Posts Tagged ‘how blue cheese is made’

Seeing too much white? Try this blue!

Posted by Vanessa

Thursday, February 7th, 2013

Our Cheese Sommelier Vanessa this week picks the perfect choice to beat away the winter blues or blahs, particularly when you’ve worked so hard clearing away that snow & ice over the past weeks.  Your just deserved reward is Glengarry Fine Cheese’s newest blue cheese creation –  Azzuro di Buffala.

Located North of Highway 401 near Cornwall, in Lancaster, Ontario, award winning cheesemaker Margaret Morris and team continue to pioneer, making delicious cheeses from the fresh milk of farmstead Holstein cows, local goat’s milk & now one of Ontario’s only herds of water buffalo. Not your average blue, with this one a little goes a long way.  All you über connoisseurs of blue cheese take note!

I absolultely love this cheese and had the pleasure of tasting the first batch almost a year ago. I find its buffalo milk base like a blank canvas that truly allows the cheese shine.  It’s full of classic characteristics of “blue” molds: piquant/sharp giving a nice bite that stays with you, salty but fully flavorful. The paste is soft, rounding out with age, and aqua/teal blue veining (unlike sister cheese Celtic which is more slate-toned). Nibbling on the thick rind is akin to a thin spread of peanut butter on lightly toasted bread lending mild nutty characteristics with a hint of yeast.

Cheese:  Azzuro di Buffala
Producer: Glengarry Fine Cheese, Lancaster, Ontario

Want to learn more about artisan cheeses?

Join Vanessa for her Great Canadian Cheese Discovery events.

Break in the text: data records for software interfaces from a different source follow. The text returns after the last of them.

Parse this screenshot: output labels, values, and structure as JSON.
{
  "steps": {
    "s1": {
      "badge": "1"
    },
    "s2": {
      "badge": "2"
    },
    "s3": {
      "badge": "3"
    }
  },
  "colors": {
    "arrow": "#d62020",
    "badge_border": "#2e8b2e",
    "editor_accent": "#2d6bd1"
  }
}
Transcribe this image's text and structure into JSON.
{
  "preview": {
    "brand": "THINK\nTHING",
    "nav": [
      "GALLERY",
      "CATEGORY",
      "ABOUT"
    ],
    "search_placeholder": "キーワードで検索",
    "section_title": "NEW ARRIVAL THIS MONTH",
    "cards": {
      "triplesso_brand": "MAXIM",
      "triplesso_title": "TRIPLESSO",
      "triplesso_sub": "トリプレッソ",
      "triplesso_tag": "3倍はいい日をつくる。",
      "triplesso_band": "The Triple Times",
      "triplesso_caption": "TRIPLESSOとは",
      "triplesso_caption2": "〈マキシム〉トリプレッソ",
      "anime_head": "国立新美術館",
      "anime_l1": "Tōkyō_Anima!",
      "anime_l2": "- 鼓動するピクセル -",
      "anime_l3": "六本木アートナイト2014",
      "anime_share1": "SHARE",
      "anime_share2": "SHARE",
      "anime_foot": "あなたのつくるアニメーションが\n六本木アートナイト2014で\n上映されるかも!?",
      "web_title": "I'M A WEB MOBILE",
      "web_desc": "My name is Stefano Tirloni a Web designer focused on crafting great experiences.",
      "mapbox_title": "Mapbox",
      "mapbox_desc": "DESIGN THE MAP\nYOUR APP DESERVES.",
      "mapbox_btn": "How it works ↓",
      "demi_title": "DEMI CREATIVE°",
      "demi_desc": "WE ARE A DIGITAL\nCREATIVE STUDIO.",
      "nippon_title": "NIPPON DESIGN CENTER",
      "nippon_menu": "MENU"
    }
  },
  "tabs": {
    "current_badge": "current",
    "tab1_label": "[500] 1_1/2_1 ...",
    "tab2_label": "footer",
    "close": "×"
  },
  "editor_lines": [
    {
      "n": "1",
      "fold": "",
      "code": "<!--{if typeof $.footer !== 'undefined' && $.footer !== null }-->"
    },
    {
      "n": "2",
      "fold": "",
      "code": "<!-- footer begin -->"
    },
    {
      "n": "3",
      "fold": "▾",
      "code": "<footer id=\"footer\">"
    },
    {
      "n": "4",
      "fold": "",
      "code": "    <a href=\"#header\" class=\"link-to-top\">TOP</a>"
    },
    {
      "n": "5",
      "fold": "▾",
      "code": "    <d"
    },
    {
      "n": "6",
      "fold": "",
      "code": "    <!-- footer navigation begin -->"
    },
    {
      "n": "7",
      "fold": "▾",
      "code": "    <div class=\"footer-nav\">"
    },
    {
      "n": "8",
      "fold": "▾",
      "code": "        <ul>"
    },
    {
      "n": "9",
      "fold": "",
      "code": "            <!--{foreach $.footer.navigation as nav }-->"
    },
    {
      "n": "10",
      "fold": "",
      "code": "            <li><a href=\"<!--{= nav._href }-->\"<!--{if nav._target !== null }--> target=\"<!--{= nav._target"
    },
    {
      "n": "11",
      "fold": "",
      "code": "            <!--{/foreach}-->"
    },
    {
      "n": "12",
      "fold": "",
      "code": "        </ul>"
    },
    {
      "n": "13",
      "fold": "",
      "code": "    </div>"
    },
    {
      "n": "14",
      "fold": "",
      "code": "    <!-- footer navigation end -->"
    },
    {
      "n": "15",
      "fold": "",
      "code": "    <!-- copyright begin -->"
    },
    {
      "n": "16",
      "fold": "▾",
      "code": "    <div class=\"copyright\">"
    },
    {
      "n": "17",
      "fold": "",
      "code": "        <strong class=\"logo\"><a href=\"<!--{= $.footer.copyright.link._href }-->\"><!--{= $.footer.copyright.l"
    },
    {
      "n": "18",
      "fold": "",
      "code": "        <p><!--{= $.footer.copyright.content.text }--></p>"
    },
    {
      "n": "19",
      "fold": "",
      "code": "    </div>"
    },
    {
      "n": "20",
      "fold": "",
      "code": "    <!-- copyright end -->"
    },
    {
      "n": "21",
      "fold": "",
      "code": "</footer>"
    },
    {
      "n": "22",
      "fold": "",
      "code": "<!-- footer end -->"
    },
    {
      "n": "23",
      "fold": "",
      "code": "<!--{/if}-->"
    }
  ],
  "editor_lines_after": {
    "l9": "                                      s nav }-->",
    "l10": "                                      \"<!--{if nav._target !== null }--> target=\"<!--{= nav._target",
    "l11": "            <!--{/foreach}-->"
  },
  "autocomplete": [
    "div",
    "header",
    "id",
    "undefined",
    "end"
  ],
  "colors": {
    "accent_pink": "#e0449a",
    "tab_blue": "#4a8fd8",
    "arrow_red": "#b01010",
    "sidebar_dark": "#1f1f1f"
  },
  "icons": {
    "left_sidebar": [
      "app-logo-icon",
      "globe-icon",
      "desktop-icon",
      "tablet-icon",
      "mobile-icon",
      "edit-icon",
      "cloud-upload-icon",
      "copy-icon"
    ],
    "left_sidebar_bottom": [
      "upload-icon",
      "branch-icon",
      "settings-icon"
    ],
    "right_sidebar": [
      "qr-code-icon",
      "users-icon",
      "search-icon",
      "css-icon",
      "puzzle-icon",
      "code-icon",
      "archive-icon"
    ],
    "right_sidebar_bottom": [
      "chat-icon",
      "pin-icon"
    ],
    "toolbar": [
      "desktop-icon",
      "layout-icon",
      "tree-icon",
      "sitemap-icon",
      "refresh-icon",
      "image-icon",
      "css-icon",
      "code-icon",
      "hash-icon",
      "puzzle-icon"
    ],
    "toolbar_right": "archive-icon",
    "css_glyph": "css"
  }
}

On February 19 she will feature artisan cheeses of Quebec, while on March 19 she will feature artisan cheeses of British Columbia, Nova Scotia & PEI.   Tickets are $55 per person & includes samples of 7 to 8 artisan cheeses plus Canadian wines to enjoy.  More details about these events at






Blue cheese you’ll die for!

Posted by Vanessa

Thursday, January 26th, 2012

As the temperature falls, I prefer cozy evenings indoors, crackling fires, big spicy red wines & slow cooked comfort food.  And to go with them is this week’s cheese pick, the perfect cold weather curd, Bleu D’Élizabeth.  Produced by family run Fromagerie du Presbytère, in the central region of Québec, it’s named for the small, recently-restored rectory that houses the cheese factory in the village of Sainte-Elizabeth-de-Warwick. 

This beautiful, semi-soft, raw organic cow’s milk blue cheese has a natural rind with spots of dark clay.  The creamy, silky, melt-in-your mouth paste (inside of the cheese) is speckled with blue and blue-green veins throughout from the presence of Pénicillium Roqueforti (what makes a blue cheese turn blue).  Bleu D’Élizabeth is rich in flavor, with a hint of sweetness and spice, without being overbearingly salty.  Cold Canadian nights call for this hearty blue on your cheese board, either shining on its own, or playing a starring role as your dessert plate, joined by your favorite local ice wine, iced cider or port.

Cheese:  Bleu D’Élizabeth

Producer:  Fromagerie du Presbytère
Interesting Fact: The piquant (spicy) flavor in blue cheese is a result of mold development (veins) due to exposure to air.


Enjoy! – Vanessa